▶ _Problem to work on_: Search the data below, and report every line in which "this" occurs.

[Stored data entries]

>>>

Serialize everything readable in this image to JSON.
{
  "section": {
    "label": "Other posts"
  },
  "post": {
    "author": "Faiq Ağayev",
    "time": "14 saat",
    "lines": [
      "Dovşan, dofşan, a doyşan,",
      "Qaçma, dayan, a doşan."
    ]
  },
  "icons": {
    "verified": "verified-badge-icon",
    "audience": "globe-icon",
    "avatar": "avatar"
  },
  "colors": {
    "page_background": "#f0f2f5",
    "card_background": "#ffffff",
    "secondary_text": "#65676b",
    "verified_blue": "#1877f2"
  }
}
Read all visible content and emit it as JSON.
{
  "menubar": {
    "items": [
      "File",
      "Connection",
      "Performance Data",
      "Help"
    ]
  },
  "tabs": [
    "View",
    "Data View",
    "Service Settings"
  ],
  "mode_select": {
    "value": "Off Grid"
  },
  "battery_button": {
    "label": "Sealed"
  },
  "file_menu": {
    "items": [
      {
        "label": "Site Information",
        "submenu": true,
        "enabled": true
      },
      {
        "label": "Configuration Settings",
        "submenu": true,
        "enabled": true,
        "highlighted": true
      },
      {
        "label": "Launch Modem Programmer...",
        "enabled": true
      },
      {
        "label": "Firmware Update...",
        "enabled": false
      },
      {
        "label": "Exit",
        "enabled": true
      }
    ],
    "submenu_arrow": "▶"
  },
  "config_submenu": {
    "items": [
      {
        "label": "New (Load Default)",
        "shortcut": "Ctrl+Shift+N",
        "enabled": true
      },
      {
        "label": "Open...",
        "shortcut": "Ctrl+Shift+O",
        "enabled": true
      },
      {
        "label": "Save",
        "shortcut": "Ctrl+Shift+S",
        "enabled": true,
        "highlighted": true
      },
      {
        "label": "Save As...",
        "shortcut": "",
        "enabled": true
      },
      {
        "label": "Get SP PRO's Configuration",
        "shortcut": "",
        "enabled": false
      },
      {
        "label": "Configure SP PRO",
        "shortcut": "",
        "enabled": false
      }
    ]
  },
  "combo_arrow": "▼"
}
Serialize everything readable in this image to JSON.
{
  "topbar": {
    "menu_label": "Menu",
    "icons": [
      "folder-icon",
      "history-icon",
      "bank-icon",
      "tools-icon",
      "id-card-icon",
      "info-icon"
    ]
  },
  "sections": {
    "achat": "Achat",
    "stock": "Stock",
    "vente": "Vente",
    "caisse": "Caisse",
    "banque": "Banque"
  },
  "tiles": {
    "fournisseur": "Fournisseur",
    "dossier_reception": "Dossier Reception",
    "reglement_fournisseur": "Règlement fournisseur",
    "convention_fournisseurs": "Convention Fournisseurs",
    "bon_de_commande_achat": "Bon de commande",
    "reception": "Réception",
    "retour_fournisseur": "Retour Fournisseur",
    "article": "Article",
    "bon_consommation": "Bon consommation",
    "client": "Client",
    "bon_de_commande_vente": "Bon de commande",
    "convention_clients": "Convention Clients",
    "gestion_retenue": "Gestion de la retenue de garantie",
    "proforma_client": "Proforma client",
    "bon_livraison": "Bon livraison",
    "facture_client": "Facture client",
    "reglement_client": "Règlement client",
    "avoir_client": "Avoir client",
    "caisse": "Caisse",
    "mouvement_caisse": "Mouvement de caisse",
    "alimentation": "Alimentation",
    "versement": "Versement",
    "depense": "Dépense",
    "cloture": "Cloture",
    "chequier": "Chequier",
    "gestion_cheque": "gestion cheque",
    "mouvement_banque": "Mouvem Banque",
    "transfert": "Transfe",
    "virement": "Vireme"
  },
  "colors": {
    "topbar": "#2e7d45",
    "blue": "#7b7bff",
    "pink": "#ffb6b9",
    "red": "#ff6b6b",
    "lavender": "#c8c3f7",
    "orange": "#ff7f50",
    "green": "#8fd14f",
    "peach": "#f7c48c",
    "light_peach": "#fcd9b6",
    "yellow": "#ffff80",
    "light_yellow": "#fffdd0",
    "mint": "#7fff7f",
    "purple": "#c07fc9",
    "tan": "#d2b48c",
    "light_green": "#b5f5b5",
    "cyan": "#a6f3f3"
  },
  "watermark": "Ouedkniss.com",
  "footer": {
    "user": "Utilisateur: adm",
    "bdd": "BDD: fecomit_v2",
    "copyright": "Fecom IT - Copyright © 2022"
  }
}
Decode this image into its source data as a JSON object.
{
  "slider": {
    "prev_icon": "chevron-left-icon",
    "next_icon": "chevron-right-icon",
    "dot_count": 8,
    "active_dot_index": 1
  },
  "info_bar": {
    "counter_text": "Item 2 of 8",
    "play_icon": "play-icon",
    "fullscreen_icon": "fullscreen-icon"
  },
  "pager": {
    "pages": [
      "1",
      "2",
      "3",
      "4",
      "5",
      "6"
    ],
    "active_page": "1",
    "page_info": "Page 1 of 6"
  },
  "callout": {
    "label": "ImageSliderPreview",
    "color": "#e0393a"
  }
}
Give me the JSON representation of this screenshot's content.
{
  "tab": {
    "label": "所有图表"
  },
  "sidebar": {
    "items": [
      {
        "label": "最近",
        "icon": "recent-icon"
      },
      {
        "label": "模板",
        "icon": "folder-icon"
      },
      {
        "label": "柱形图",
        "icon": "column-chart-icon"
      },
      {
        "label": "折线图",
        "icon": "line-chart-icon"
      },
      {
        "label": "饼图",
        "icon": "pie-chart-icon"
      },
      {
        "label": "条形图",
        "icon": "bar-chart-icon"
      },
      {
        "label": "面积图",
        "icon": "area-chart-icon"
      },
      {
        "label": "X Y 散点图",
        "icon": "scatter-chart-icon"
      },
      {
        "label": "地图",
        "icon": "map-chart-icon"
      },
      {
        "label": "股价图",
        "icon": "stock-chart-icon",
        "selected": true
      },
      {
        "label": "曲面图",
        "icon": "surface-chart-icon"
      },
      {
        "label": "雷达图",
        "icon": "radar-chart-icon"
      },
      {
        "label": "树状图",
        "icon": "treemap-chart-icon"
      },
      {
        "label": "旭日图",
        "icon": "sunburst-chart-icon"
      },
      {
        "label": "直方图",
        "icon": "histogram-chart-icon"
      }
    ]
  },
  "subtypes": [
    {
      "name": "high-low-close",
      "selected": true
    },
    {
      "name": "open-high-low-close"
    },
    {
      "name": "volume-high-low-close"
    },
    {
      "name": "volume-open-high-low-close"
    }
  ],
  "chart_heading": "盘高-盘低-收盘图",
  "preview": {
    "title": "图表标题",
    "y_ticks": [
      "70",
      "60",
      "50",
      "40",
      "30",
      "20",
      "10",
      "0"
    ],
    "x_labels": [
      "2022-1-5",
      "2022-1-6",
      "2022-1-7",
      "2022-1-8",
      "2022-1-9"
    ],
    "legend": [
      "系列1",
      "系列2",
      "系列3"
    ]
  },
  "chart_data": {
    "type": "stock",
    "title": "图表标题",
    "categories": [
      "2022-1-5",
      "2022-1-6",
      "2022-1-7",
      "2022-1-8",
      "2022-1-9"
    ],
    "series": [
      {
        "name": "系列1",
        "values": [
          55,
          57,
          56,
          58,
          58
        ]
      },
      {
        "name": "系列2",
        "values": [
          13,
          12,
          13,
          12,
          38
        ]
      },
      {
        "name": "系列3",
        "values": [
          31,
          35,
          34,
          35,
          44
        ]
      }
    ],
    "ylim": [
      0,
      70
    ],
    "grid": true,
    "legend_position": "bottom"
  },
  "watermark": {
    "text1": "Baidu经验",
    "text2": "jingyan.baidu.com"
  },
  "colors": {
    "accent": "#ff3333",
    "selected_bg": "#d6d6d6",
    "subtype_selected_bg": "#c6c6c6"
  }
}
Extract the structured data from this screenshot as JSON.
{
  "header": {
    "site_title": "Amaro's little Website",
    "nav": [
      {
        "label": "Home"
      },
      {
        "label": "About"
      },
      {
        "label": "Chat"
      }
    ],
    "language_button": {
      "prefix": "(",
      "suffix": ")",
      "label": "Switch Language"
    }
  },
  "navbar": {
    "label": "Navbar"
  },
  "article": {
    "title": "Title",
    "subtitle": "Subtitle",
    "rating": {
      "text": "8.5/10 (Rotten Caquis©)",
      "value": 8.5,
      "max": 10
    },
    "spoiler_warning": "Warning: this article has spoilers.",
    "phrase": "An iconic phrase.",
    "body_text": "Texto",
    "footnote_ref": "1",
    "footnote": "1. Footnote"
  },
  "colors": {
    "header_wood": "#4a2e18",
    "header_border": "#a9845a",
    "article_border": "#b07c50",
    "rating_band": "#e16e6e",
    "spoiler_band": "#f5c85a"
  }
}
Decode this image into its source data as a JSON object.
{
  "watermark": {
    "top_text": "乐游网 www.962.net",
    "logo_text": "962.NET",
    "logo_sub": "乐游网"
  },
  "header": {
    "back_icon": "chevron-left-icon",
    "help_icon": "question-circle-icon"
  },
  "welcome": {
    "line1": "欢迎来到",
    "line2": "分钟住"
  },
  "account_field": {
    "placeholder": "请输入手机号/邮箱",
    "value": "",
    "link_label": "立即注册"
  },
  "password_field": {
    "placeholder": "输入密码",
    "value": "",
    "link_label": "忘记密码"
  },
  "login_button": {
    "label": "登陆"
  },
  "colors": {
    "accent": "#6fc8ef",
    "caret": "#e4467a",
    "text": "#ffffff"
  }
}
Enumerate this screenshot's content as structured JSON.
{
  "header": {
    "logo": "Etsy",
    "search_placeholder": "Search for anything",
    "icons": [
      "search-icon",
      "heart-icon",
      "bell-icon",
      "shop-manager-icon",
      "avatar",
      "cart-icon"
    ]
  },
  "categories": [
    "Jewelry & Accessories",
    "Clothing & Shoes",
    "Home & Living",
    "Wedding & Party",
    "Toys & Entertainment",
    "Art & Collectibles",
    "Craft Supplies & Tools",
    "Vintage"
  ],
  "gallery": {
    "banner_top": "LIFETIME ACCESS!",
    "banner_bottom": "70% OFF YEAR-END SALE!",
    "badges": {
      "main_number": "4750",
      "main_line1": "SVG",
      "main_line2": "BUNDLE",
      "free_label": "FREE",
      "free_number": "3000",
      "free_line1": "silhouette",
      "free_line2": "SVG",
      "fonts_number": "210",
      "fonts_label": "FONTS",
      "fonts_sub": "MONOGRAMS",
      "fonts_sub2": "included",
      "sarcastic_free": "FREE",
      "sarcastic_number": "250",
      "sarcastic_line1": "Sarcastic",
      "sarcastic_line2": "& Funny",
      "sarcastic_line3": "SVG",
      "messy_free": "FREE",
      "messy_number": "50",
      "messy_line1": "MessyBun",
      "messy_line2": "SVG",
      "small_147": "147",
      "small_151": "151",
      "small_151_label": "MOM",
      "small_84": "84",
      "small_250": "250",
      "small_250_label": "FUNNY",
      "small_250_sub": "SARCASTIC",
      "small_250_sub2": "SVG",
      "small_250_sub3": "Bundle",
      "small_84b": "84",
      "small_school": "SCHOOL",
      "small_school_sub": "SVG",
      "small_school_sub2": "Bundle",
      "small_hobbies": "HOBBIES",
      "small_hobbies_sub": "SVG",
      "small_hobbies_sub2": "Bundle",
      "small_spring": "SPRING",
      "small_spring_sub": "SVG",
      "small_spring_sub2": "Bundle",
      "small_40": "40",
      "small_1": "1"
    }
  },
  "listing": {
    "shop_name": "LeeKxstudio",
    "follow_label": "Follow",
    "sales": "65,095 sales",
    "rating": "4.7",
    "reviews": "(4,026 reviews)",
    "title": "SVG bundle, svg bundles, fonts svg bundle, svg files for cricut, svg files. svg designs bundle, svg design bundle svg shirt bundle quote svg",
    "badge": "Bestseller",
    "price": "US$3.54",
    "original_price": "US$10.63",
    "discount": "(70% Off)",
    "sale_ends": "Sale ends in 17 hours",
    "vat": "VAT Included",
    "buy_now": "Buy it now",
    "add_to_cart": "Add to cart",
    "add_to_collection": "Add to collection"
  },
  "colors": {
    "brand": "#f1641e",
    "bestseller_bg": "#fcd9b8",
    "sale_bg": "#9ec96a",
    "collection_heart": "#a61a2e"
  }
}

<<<

▶ _Exercise answer_:
Serialize everything readable in this image to JSON.
Serialize everything readable in this image to JSON.
Decode this image into its source data as a JSON object.
Give me the JSON representation of this screenshot's content.
Extract the structured data from this screenshot as JSON.
    "spoiler_warning": "Warning: this article has spoilers.",
Decode this image into its source data as a JSON object.
Enumerate this screenshot's content as structured JSON.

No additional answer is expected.